I went to middle and high school with Steve Ward…we graduated from the same class. We weren’t close….we knew one another, but were not really ‘friends’….and occasionally something close to ‘enemies’. The last time I saw him was in June of 1996 at our 10th H.S. Reunion, the only one I’ve ever attended. He had to introduce himself to me again, as I didn’t recognize him. I recall exactly what we said to one another: ‘
‘Steve…I remember you of course, I just don’t remember you being so…’
“No, tall….I honestly don’t remember you being so tall.’
I hadn’t really noticed the bald yet, in truth, until he said something about it.
We spoke for a bit, caught up on our lives, and the conversation was friendly and enjoyable. Ten years had changed both of us somewhat (I admit I didn’t have as much hair on my head either) it seemed, and whatever differences we might have had once upon a time were forgotten to history, as they so often are. It wasn’t a lengthy conversation, but one (of many that night) that filled me with a feeling of nostalgia and serenity that old wounds were finally healing. Speaking with Steve was one of those ‘healing moments’. We never met again after that.
On September 11th 2001, I had been living in Massachusetts for two months. I worked in Boston, across the street from South Station. I was growing accustomed to ‘city life’ and all the hustle and bustle. I had been advised that it was more intense, more ‘dangerous’ than what I was used to…what I’d grown up with in Gorham, Maine.

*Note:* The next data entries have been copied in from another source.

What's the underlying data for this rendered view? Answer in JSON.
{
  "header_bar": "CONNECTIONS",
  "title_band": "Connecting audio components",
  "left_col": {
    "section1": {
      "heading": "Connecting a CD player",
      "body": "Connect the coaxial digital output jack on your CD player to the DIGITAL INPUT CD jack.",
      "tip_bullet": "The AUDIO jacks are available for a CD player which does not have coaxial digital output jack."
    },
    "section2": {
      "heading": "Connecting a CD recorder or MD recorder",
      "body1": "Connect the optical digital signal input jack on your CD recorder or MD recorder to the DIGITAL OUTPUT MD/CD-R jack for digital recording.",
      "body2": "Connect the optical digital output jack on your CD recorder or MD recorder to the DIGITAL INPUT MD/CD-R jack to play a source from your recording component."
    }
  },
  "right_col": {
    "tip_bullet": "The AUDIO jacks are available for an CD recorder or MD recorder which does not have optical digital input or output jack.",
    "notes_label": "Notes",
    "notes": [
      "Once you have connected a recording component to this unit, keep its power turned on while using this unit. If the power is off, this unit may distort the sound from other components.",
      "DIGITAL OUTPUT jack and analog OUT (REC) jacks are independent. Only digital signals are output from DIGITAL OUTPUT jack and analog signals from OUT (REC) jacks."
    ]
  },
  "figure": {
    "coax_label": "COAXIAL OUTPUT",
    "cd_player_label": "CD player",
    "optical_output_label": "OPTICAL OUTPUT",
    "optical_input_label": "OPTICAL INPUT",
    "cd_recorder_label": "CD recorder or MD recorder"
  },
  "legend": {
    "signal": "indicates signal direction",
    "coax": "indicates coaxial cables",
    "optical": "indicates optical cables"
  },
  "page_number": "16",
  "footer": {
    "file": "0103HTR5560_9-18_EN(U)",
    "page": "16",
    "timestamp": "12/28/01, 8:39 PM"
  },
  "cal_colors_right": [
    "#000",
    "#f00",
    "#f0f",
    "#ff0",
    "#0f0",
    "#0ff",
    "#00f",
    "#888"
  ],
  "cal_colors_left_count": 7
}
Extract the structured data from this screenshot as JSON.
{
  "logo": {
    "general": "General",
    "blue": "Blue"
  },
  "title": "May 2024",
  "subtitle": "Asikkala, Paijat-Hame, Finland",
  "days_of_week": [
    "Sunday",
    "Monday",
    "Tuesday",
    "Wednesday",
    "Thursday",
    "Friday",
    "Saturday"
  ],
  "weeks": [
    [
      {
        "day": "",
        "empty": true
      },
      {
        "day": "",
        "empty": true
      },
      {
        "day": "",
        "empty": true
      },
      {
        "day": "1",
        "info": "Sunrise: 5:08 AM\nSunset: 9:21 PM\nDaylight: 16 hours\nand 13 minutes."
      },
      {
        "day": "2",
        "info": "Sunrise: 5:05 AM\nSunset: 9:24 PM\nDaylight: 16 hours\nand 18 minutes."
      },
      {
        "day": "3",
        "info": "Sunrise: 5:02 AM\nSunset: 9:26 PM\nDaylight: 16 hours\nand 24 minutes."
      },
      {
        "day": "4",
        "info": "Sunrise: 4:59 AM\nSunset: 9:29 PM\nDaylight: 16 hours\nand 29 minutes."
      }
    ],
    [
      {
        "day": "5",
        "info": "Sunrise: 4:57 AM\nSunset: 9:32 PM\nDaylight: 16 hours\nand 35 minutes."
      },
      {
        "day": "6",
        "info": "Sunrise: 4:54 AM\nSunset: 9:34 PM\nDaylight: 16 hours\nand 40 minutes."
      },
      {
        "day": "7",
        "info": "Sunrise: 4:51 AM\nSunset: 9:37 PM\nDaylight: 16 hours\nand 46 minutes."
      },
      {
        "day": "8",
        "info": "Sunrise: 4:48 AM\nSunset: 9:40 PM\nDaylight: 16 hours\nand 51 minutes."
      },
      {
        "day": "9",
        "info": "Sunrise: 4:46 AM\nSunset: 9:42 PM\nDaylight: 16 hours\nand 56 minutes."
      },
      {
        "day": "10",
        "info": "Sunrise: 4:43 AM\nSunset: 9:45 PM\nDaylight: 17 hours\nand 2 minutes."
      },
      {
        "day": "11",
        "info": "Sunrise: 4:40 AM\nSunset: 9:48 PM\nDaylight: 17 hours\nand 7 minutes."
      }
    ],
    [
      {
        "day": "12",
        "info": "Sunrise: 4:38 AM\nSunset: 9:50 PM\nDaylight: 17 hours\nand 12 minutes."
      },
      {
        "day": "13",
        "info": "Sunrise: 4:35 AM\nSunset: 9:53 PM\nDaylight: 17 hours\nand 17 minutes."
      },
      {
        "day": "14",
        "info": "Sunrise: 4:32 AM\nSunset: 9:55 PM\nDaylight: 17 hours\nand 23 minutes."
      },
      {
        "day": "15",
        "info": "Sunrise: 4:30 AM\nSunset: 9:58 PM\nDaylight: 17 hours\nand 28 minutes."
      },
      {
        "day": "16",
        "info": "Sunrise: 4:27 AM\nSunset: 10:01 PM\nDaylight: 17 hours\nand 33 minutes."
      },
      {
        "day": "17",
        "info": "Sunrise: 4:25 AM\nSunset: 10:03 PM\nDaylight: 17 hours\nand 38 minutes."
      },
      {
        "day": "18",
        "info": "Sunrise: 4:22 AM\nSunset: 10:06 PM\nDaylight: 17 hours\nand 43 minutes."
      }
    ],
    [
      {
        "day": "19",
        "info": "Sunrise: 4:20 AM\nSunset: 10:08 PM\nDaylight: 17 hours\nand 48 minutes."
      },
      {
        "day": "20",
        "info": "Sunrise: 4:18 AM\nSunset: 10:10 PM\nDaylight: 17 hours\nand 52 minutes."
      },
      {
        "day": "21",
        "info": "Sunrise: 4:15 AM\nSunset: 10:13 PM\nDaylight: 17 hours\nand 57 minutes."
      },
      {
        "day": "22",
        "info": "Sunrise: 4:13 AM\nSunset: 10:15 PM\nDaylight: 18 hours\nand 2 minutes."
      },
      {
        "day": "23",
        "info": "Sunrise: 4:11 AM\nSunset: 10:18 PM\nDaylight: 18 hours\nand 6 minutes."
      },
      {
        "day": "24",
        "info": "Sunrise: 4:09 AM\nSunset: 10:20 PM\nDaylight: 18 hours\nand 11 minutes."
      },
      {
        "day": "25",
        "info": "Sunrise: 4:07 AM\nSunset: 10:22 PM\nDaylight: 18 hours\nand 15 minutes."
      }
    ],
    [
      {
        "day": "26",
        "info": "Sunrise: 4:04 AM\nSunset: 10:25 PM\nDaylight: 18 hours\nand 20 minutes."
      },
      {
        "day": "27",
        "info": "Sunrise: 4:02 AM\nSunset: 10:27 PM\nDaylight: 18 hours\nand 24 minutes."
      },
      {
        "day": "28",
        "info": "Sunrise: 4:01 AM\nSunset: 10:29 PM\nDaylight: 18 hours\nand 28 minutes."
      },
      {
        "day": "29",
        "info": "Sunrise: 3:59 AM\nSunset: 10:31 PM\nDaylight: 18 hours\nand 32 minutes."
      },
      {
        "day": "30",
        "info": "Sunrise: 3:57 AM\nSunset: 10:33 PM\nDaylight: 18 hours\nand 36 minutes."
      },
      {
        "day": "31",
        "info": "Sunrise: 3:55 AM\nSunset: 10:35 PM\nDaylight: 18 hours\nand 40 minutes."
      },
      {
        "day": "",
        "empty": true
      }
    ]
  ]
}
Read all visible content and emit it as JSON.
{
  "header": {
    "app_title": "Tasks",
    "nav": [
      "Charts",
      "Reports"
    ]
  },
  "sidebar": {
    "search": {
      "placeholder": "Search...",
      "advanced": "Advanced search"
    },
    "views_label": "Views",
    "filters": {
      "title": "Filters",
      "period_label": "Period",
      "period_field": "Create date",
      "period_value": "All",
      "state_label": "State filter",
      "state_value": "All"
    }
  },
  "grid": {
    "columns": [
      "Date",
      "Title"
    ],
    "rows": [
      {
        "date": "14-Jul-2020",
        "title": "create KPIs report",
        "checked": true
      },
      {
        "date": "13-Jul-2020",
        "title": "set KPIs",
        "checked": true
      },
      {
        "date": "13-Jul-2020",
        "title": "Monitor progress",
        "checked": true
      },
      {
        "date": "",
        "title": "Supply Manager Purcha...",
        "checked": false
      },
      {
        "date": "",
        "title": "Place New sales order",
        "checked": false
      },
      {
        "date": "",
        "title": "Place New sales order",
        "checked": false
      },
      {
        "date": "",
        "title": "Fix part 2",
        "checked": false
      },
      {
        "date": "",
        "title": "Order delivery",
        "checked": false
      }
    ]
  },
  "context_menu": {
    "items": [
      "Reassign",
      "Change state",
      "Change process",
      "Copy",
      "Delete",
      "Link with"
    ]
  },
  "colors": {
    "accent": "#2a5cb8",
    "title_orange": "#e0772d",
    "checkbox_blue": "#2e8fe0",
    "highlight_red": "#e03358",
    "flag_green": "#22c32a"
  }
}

I was sitting at my desk when a coworker rushed into the area to tell us all, ‘The World Trade Center has just been bombed.’ The news was shocking, to say the least, and confusing, as details were limited and panic was already high. Everyone crowded into the conference room, a television set was tuned to a local news broadcast, and we all watched in both silence and horror as the scene unfolded before us in vivid colors of people injured and trapped and fleeing for their lives…blood red and black despair in clouds of white destruction.
I didn’t know then that Steve Ward was in one of the towers that were attacked that day, and that on September 11th, 2001 he would lose his life. Over the years, on this date, I think about watching the events unfold on television that day and thinking that I was, unbeknownst to me, and like so many others, watching someone I knew depart the world in such a horrible way.
Some time later, when the rubble had been cleared and a barrier erected around the site, then known as Ground Zero, I visited Manhattan and went to the (former) World Trade Center location. On the wall people had written names of people lost that day. There were too many walls and too many markings to read through them all, even if I was only looking for one.
Fortunately I had a pen in my coat pocket that day. I took it out, removed the cap, and added Steve Ward’s name to the others. It may have been there already, but if not…at least it was then.
Each year on September 11th I think of Steve – the ‘brainy jock’ I knew only so well…..despite six years of attending the same schools. I think of his family’s loss, and how this date must impact them each year. I think of the brother, son, and friend that was lost to so many that day, and I think of how grateful I am that my last tangible memory of Steve was a friendly conversation, a warm smile, a gracious handshake, and a pleasant exchange.
Steve Ward…..never forgotten.